The Holy Spirit is called Lord: 2 Corinthians 3:17-18 “Now the Lord is Spirit, and where the Spirit of the Lord is, there is freedom. And we, who with unveiled faces all reflect the Lord’s glory, are being transformed into his likeness with ever-increasing glory, which comes from the Lord who is the Spirit.”

Practical implications from the Deity of the three Persons within the One essence of God:

1. We have to give do honor and worship to all three persons of the Trinity.

2. We should give thanks to all three: concerning our Salvation, thanks God the Father for electing and predestining us, the Son for redeeming us and by His blood we are forgiven, and the Holy Spirit for applying these facts and regenerating us and now sanctifying us daily.


The OT references concerning the deity of the three persons of the Trinity.

Genesis 1:26 (3:22; 11:7) “Then God said, “Let us make man in our image, in our likeness, and let them rule over the fish of the sea and the birds of the air, over the livestock, over all the earth, and over all the creatures that move along the ground.” Notes the change between the plural pronoun and the singular verb.

Isaiah 48:16 “Come near me (Christ) and listen to this: From the first announcement I have not spoken in secret; at the time it happens, I am there.” And now the Sovereign LORD (God the Father) has sent me (Christ), with his Spirit (Holy Spirit).” In this verse the Messiah is speaking and clearly identify three persons within the Godhead.

The NT references concerning the deity of the three persons:

Matthew 28:19 “Therefore go and make disciples of all the nations, baptizing them in the name of the Father and of the Son and of the Holy Spirit.”

The fact that Jesus uses the singular “name” rather than the plural “names” indicates that God is one and that his nature, signified by his name, is singular, not plural. There is one God, not many. Yet this singular name is itself differentiated among three Persons, so that Father, Son, and Holy Spirit comprise the one God in whose name we are baptized.
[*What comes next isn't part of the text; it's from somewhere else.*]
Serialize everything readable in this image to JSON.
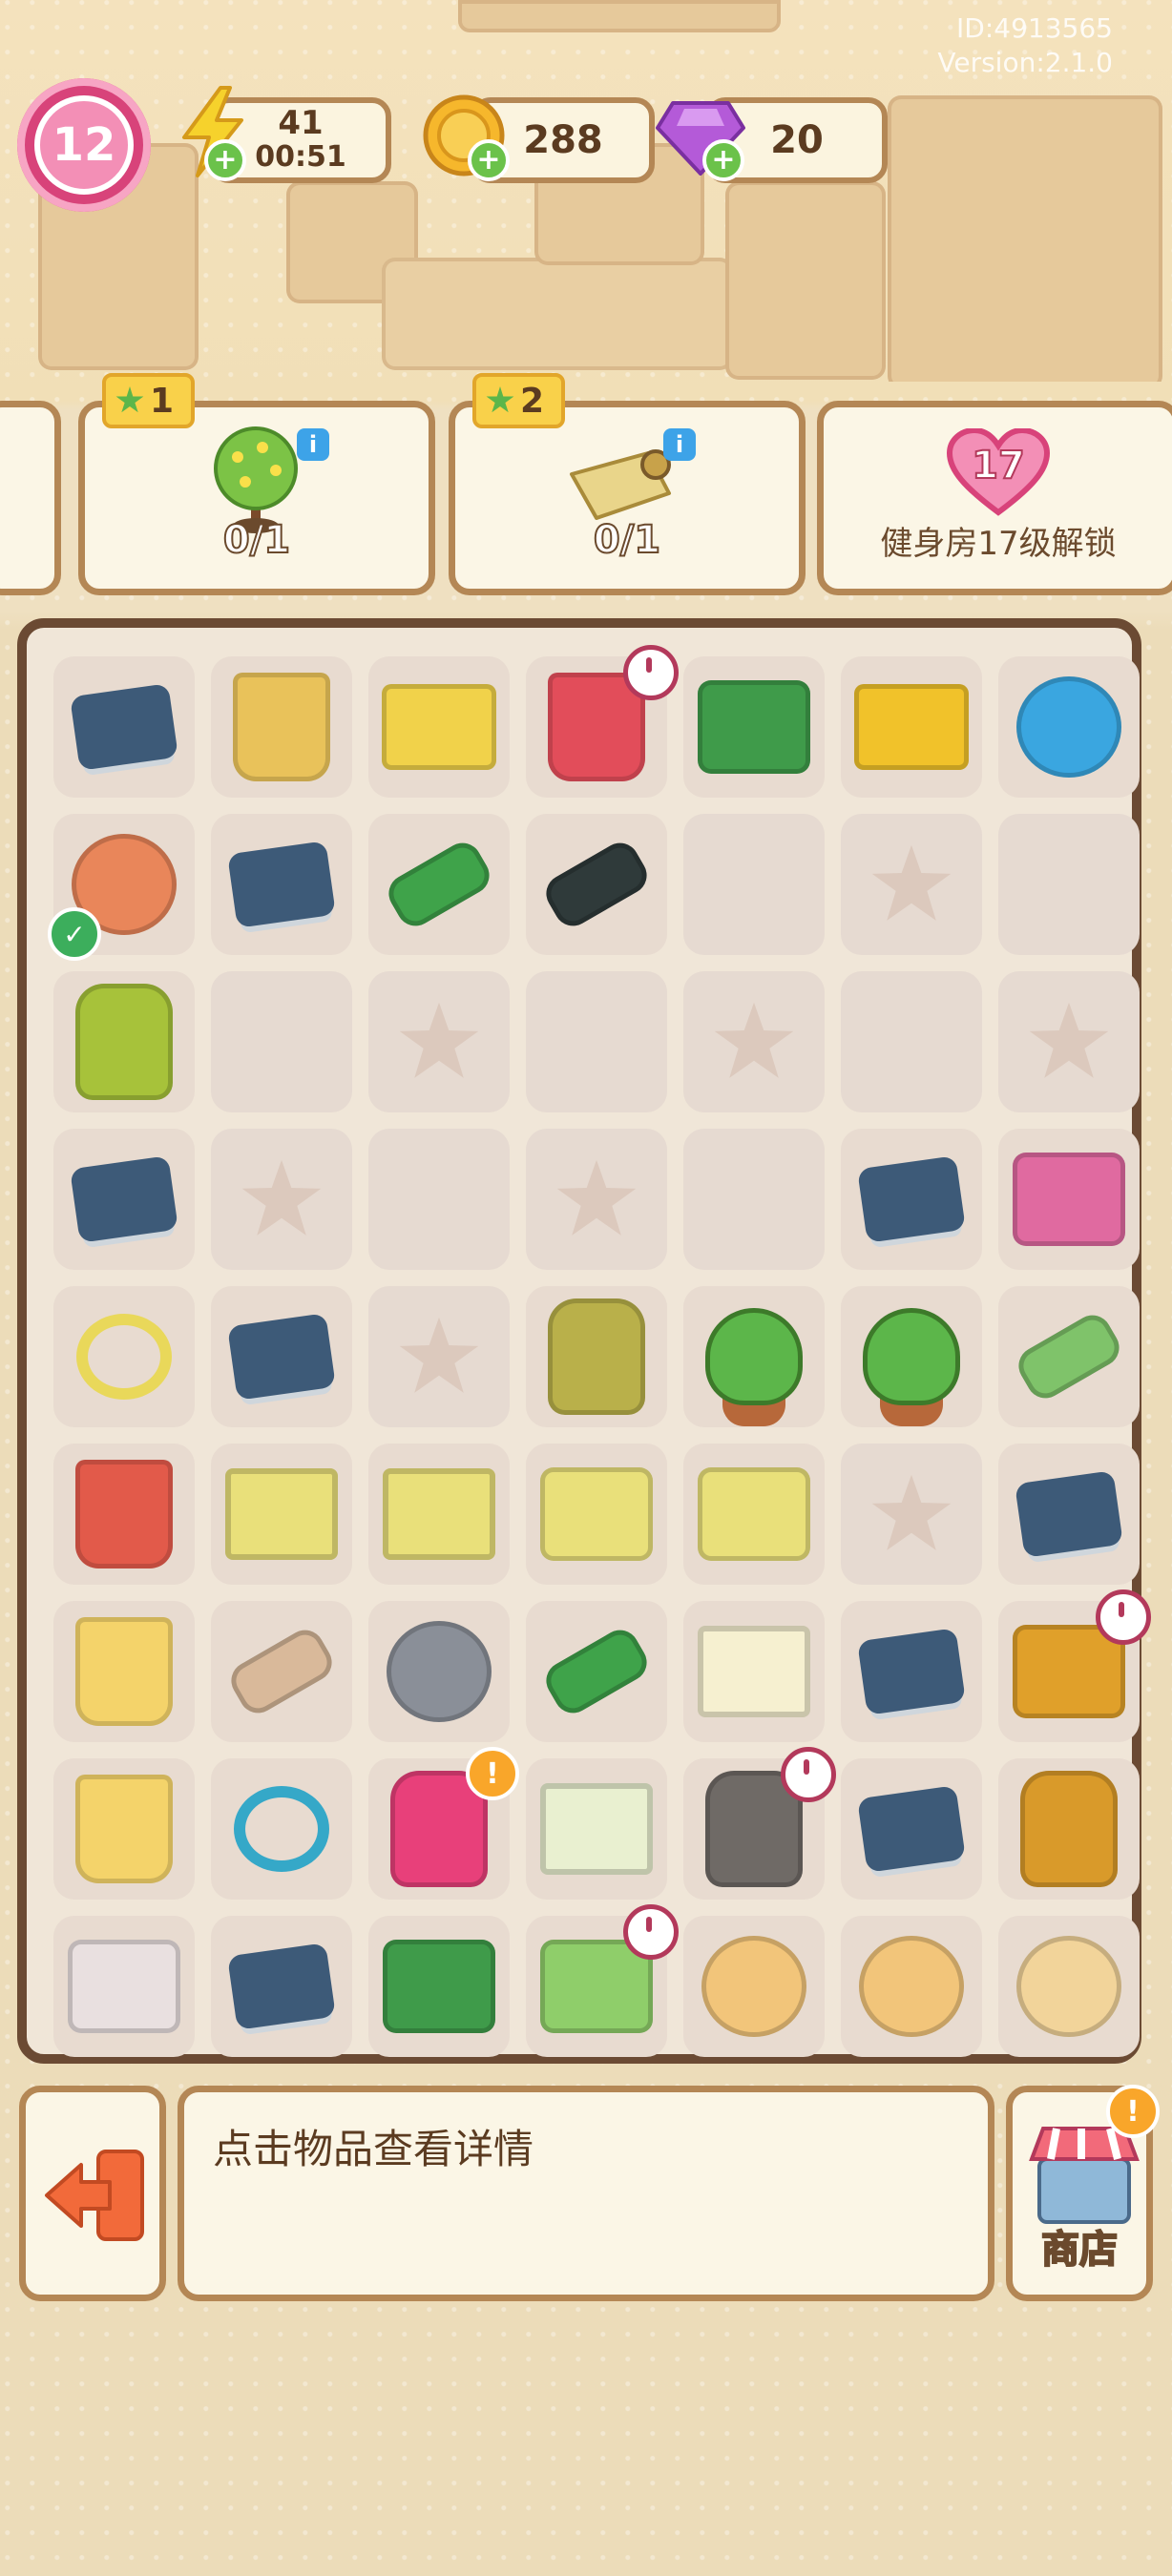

2 Corinthians 13:14 “May the grace of the Lord Jesus Christ, and the love of God, and the fellowship of the Holy Spirit be with you all.” This passage is an early witness to belief in the Trinity. It clearly teaches the unity and equality of the three persons by having them on equal scale.

It is in the Gospel of John where we see clearly the equality and the unity of the Trinity (1:33-34; 14:16, 26; 16:13-15; 20:21-22 [cf. 1 John 4:2, 13-14).

Of the Father and the Son: The Son is sent by the Father (14:24) and comes forth from him (16:28). Jesus says, “I and the Father are one” (10:30), and “Anyone who has seen me has seen the Father” (14:9). He prays that his disciples may be one as he and the Father are one (17:21).

Of the Father and the Spirit: The Spirit is given by the Father (14:16, is sent from the Father (14:26), and proceeds from the Father 15:26).

Of the Son and the Spirit: Yet the Son is closely involved in the coming of the Spirit: he prays for his coming (14:16); the Father sends the Spirit in the Son’s name (14:26); the Son will send the Spirit from the Father (15:26); the Son must go away so that he can send the Spirit (16:7).


In the final analysis, the Trinity is incomprehensible. We cannot fully understand the mystery of the Trinity. When someday we see God, we shall see him as he is, and understand him better than we do now. Yet even then we will not totally comprehend him. Because he is the unlimited God and we are limited in our capacity to know and understand, he will always exceed our knowledge and understanding.

 What are the three foundations of the Trinity?

1. That God is one.

2. The three persons are equally and fully God.

3. The three in one.